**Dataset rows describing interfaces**
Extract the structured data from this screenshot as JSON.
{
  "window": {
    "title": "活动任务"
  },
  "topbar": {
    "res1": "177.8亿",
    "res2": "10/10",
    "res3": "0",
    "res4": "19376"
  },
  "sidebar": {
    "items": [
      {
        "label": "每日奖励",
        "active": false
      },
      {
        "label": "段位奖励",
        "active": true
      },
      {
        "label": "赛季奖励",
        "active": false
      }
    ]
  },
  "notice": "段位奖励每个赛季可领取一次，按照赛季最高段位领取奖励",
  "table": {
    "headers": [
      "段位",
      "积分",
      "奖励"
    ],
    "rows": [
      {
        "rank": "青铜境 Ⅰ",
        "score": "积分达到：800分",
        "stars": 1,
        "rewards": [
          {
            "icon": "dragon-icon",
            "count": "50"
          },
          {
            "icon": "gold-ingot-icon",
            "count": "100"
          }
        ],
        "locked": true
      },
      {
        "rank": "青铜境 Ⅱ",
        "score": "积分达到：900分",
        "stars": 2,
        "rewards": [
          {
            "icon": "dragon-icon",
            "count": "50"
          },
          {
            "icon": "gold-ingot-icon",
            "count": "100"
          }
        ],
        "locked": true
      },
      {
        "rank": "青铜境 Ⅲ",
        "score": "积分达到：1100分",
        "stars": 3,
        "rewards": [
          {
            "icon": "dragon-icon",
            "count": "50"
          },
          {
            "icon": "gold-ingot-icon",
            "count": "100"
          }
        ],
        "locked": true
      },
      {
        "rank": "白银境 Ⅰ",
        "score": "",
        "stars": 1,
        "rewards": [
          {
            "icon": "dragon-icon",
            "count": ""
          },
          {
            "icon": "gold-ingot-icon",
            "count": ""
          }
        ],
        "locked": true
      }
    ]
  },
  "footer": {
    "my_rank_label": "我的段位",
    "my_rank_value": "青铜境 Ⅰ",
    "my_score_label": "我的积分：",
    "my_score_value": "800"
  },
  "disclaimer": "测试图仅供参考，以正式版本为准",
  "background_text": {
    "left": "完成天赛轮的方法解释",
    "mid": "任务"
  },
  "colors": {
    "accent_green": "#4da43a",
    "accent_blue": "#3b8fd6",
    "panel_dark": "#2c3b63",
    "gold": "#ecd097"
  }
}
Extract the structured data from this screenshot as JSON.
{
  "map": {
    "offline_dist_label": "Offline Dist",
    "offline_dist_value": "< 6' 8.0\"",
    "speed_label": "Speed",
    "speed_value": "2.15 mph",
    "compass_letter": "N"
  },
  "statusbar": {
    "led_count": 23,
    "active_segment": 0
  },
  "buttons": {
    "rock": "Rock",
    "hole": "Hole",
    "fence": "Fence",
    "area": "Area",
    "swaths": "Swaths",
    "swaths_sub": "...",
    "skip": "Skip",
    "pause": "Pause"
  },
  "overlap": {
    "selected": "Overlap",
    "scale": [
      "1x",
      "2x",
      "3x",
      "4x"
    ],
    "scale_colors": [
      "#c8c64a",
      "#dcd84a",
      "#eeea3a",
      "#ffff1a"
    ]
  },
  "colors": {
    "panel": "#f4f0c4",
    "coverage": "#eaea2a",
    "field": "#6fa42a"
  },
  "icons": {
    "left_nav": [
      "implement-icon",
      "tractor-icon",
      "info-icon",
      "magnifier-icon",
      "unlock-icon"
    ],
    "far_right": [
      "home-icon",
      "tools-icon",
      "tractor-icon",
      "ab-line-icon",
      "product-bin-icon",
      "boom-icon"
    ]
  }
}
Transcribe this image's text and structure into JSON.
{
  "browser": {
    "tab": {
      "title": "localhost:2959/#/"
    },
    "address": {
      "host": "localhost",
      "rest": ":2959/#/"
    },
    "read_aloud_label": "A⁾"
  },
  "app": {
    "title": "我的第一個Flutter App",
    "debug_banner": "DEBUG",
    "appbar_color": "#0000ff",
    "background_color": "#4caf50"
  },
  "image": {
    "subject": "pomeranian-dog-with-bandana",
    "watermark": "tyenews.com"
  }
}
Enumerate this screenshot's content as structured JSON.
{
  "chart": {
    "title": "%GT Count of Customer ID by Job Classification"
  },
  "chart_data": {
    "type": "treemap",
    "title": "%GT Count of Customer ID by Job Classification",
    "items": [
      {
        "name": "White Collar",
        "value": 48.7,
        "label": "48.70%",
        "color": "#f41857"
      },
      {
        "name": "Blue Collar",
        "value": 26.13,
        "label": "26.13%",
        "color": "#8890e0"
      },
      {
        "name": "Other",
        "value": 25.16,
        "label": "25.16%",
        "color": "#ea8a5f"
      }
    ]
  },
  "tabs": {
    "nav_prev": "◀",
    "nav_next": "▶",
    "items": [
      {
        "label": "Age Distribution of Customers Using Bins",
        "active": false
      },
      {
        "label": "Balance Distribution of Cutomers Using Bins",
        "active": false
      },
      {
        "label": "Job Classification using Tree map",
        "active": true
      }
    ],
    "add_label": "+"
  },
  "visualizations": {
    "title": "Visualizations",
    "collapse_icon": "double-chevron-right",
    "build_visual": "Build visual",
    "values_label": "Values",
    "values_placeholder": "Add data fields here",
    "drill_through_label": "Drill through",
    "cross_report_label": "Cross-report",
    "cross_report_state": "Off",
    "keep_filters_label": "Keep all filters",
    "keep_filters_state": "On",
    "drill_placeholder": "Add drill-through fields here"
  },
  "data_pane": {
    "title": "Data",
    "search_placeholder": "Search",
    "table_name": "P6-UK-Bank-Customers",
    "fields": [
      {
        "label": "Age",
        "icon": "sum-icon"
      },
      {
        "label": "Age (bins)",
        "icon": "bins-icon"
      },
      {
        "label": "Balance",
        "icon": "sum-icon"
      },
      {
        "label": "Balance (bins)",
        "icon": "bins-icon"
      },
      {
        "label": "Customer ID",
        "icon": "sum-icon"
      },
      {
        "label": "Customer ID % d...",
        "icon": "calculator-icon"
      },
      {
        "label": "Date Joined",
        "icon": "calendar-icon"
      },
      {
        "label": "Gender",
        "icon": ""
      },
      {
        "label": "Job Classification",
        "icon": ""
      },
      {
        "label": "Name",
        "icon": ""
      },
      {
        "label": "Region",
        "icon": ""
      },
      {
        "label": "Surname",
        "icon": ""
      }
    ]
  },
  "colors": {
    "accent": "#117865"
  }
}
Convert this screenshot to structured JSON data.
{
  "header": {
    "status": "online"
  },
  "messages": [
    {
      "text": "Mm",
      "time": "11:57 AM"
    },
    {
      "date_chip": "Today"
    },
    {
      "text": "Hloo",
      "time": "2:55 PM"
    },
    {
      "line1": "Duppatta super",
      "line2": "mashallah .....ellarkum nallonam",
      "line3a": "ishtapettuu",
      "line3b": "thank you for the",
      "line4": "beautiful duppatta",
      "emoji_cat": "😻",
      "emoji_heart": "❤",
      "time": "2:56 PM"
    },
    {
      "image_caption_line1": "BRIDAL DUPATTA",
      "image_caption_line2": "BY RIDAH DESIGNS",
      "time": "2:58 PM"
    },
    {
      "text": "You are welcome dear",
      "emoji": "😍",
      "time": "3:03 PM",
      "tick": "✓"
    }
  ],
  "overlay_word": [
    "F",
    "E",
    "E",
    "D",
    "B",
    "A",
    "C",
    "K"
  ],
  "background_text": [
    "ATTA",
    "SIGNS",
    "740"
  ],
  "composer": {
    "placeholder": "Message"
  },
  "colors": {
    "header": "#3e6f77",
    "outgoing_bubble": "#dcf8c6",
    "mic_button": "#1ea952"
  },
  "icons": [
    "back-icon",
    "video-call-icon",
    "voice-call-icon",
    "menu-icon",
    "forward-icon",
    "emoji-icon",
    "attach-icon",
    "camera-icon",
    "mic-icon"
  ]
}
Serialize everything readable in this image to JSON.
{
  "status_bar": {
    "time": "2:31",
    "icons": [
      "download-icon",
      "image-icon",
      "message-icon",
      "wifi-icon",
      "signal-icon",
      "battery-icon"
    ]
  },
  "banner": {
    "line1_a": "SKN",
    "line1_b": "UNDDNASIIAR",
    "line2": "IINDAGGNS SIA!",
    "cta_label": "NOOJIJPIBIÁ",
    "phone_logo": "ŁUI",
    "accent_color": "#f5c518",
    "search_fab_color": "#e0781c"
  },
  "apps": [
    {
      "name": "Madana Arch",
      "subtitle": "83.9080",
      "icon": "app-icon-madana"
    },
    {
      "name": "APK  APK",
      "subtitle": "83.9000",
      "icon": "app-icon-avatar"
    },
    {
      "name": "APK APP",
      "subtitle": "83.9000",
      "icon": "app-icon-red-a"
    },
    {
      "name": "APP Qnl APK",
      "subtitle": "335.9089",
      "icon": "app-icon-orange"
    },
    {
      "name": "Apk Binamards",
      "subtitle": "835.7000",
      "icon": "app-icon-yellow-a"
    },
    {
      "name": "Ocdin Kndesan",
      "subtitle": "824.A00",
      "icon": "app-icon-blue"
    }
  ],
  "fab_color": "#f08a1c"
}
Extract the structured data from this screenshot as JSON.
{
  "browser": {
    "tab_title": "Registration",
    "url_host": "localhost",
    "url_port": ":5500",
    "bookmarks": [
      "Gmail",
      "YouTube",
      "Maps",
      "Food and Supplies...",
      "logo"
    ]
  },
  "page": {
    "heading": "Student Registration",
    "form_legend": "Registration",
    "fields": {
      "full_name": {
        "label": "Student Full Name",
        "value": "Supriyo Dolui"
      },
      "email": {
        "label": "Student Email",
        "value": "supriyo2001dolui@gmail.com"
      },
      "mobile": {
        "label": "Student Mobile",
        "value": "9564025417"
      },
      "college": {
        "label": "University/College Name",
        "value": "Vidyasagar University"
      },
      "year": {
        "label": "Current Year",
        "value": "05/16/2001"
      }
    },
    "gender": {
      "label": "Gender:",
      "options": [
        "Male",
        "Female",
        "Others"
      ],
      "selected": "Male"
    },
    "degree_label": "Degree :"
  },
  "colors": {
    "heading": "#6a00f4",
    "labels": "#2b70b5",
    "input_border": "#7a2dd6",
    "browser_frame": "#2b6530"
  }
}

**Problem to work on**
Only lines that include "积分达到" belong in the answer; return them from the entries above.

**Task response**
        "score": "积分达到：800分",
        "score": "积分达到：900分",
        "score": "积分达到：1100分",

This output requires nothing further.